In November 1621, the Pilgrims of Plymouth Colony invited the Wampanoag Natives for a feast, a thank you for helping the colonists survive their first year in the New World.
This is the origin of the Thanksgiving Holiday. However, there is much more to the story.
The Church of England never had an easy time in its first years. Some claimed it not pious enough, others objected it retained too much from the Roman Catholic Church. Some preferred being Catholics. The Puritans wanted to change the Church from within. The Separatists wanted to start their own Church.
In 1608, Separatists calling themselves Saints chosen by God relocated to the Netherlands. The Dutch let them worship in peace but they were never really accepted. Dutch Guilds didn’t allow foreigners. Work was limited to menial tasks and English children were being corrupted by Dutch extravagance.

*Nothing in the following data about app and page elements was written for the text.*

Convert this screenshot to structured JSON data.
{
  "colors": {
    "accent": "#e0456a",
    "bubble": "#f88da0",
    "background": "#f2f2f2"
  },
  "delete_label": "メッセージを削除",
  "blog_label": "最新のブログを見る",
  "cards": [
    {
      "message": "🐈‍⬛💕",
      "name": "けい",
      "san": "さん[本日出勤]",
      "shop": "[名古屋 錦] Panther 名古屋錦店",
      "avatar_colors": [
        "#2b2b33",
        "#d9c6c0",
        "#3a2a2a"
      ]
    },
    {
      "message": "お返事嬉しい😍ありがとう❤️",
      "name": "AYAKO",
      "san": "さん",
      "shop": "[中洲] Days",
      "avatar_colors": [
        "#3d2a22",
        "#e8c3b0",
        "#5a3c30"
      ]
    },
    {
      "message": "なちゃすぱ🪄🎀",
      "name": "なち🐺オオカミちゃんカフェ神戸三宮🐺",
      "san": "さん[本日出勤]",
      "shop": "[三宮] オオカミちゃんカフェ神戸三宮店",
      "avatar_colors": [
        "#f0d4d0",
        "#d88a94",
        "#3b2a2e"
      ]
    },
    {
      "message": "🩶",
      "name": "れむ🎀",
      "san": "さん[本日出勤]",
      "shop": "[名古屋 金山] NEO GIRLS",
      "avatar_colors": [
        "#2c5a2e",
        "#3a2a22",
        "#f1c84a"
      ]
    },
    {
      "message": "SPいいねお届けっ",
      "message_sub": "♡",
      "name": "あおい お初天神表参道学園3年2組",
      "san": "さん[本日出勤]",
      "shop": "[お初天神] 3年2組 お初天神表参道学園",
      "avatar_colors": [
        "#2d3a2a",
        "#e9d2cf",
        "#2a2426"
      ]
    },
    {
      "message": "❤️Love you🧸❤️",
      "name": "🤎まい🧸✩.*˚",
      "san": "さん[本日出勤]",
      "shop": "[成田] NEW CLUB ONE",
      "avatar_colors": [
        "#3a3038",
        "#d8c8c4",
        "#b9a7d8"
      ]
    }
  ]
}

Around 1618, the Separatists petitioned King James I to join the Virginia Colony in the New World. He agreed. They could practice their chosen religion as long as they remained loyal to King and Country.
When the Virginia Colony was founded in 1606 it marked the birth of the British Empire. Originally, the colony claimed most of the eastern seaboard of America. They agreed to let the Separatists colonize the land near the mouth of the Hudson River.
On July 22, 1620, the Separatist Saints departed from the Dutch port of Deltshaven, bound for Southampton, England. Their ship was the Speedwell.
On August 5th 1620, the Speedwell met up with the Mayflower and the rest of the passengers bound for the new colony. The Separatists began calling themselves Pilgrims, people journeying to a sacred land for religious purposes. The rest of passengers were sympathetic to the religious dissidents but not members of their new Church.
After two bad starts, the Speedwell was abandoned. She went in for repairs twice but the sailing season was coming to an end. After a month postponement the 102 passengers of both ships along with 30 or so crew crammed into the Mayflower and set sail. It was September 6th, and the unpredictable autumn winds were already attacking the Atlantic.
After a stormy 66 day crossing, the Mayflower sighted the tip of Cape Cod. The Pilgrims made their first landing, on what is now modern day Provincetown. They stayed a month, surveyed the land and decided to move to a place previously mapped by English fisherman and explorers. It was called Plymouth. The concept of Plymouth Rock didn’t really come about till 1741 when an old church elder named Thomas Faunce made up the story.
Their first winter was brutal. Most of the passengers remained on board, suffering from exposure, pneumonia, tuberculosis and scurvy. By the time March arrived in 1621, only 53 of the original 102 survived.
When Spring arrived, an Abenaki native named Samoset walked into the colonist’s camp and spoke to them in English. He learned the language from English fisherman. Samoset introduced them to a Pawtuxet native named Squanto, who was kidnapped by an English sea captain, sold into slavery, escaped to London and eventually accompanied an expedition back to his homeland. Squanto introduced them to the Pokanoket Wampanoag tribe and their Chief, Massasoit.
The Wampanoag taught the English how to survive; how to cultivate corn and squash, extract sap from maple trees, catch fish in the rivers, collect oysters, mussels, berries and nuts and avoid poisonous plants.
In November 1621, after the Pilgrims harvested their first crop of corn, William Bradford, the Governor of the Plymouth Colony extended a feast invitation to Massasoit and the Pokanoket Wampanoag, a celebration that lasted for days and became the inspiration for the Thanksgiving holiday.
The alliance of peace and mutual protection between the colonists and the natives lasted till 1675. It endured epidemics of smallpox, typhoid and measles, all brought to the New World by the ever-growing population of colonists but in 1675, the Pakonoket Wampanoag declared war on the colonies. By 1676, close to half the tribe was killed. The remainder were sold into slavery.
In 1827, Sarah Josepha Hale, editor of the American Ladies Magazine and composer of the nursery rhyme Mary Had a Little Lamb, launched a campaign to make Thanksgiving a national holiday. There hadn’t been a formal Thanksgiving dinner since the days of Massasoit. For 36 years, she published editorials, wrote letters to Governors, Senators, Lobbyists and Presidents.
Finally, in 1863, in the midst of the Civil War, President Abraham Lincoln read one of her letters. He was looking for ways to heal the country. A day of Thanksgiving seemed like a good idea. Lincoln proclaimed a National Thanksgiving Day to be held every November.
In 1939, President Franklin Delano Roosevelt gave the holiday a date, the last Thursday of the month.